→ What is needed: Within this material, find every line where the string "рассрочки" appears, and copy it out.

→ Source data:
#####
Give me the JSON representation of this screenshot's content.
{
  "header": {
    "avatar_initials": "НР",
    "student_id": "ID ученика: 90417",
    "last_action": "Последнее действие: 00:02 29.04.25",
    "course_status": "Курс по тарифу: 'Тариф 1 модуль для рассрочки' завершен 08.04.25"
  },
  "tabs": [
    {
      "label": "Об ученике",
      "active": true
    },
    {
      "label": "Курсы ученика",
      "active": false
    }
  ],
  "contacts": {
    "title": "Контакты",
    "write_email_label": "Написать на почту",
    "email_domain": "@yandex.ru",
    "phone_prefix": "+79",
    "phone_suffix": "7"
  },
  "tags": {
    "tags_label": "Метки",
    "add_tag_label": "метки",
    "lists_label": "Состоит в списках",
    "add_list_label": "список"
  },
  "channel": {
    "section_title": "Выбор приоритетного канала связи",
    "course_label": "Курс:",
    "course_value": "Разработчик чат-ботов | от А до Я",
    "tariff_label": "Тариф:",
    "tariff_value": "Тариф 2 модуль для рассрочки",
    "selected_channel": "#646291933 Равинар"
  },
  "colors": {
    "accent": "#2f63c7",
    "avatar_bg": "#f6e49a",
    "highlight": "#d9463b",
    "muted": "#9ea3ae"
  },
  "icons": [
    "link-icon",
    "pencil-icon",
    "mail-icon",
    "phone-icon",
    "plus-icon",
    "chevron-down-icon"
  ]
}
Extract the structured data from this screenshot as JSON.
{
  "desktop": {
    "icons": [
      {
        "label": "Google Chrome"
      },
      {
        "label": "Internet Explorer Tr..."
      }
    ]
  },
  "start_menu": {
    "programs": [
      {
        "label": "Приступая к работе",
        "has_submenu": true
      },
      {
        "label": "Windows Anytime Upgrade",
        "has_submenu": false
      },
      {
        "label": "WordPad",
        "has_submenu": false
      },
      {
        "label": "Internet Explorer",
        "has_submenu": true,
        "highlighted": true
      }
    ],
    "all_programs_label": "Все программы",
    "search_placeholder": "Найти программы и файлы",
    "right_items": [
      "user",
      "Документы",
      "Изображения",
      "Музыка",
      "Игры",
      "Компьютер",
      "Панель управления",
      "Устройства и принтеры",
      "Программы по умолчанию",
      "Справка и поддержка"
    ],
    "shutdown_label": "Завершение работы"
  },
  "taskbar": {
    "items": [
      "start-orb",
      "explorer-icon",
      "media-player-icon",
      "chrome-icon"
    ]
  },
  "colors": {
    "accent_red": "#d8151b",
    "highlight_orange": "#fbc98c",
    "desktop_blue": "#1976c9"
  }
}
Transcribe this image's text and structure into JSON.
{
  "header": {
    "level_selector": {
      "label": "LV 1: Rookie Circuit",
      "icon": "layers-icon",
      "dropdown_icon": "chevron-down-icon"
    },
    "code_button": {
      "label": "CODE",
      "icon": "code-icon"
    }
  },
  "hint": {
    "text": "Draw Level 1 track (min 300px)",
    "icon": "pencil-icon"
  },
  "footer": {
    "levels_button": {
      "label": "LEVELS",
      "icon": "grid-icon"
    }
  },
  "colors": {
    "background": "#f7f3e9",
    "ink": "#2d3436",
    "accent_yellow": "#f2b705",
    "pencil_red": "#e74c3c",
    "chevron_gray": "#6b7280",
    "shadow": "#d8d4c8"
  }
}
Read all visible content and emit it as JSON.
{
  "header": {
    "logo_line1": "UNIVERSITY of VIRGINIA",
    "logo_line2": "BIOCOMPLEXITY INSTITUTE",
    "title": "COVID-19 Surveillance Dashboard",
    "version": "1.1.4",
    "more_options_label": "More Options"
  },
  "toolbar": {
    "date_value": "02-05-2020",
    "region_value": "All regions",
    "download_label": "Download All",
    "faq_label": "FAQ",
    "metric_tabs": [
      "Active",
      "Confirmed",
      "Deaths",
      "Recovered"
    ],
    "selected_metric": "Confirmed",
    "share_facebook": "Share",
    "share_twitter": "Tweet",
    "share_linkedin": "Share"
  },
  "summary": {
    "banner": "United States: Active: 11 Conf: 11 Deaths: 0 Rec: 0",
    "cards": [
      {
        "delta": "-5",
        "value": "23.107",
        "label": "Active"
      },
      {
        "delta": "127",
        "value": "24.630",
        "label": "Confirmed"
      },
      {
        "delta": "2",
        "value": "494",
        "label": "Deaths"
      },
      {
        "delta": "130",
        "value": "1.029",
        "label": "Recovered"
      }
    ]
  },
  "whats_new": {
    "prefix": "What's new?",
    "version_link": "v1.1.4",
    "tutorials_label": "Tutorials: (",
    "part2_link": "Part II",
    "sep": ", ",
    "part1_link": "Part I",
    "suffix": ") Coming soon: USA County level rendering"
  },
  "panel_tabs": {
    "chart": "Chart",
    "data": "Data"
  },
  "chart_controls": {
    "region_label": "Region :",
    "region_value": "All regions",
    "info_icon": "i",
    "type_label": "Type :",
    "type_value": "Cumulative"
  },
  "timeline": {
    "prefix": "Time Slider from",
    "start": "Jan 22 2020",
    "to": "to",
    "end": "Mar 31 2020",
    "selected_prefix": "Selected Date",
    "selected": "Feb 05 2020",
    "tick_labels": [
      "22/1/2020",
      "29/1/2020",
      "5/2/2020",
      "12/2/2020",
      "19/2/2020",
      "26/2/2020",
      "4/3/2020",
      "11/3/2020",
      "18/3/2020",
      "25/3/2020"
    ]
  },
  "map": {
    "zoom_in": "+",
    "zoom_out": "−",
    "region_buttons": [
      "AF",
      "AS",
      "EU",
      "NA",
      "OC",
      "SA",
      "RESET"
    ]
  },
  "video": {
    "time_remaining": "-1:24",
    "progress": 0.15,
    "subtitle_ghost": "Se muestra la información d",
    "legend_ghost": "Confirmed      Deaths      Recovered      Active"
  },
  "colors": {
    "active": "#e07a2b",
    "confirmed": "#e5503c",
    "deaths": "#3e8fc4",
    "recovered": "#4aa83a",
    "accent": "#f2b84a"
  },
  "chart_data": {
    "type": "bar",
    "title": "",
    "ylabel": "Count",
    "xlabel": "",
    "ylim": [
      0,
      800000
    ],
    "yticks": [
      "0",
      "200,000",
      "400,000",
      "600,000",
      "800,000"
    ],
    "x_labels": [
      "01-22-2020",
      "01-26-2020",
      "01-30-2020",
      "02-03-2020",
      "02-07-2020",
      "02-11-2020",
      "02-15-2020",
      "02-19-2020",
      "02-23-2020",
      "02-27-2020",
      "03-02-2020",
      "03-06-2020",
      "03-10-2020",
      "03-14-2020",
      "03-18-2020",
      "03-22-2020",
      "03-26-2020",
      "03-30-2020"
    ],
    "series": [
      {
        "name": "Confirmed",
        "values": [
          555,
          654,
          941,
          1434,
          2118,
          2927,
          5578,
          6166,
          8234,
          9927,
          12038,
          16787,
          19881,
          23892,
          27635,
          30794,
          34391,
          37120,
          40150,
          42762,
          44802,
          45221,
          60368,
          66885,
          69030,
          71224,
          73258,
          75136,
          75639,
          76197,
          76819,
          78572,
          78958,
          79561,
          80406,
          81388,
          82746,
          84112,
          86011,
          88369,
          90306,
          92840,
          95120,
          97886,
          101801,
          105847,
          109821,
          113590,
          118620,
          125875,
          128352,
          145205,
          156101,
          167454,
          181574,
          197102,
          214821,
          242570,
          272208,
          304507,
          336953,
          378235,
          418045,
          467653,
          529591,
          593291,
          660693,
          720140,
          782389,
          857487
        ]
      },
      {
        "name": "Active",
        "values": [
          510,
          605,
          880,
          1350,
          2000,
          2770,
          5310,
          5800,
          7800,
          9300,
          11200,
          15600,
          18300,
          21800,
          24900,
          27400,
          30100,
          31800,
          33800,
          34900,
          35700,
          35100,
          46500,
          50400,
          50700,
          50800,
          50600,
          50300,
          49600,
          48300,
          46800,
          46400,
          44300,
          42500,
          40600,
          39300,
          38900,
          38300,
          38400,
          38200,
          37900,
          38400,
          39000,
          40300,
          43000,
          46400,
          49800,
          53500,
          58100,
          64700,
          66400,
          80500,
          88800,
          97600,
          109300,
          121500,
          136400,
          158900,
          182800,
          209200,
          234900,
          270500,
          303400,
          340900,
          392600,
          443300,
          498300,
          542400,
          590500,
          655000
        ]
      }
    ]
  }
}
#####
→ Task output:
    "course_status": "Курс по тарифу: 'Тариф 1 модуль для рассрочки' завершен 08.04.25"
    "tariff_value": "Тариф 2 модуль для рассрочки",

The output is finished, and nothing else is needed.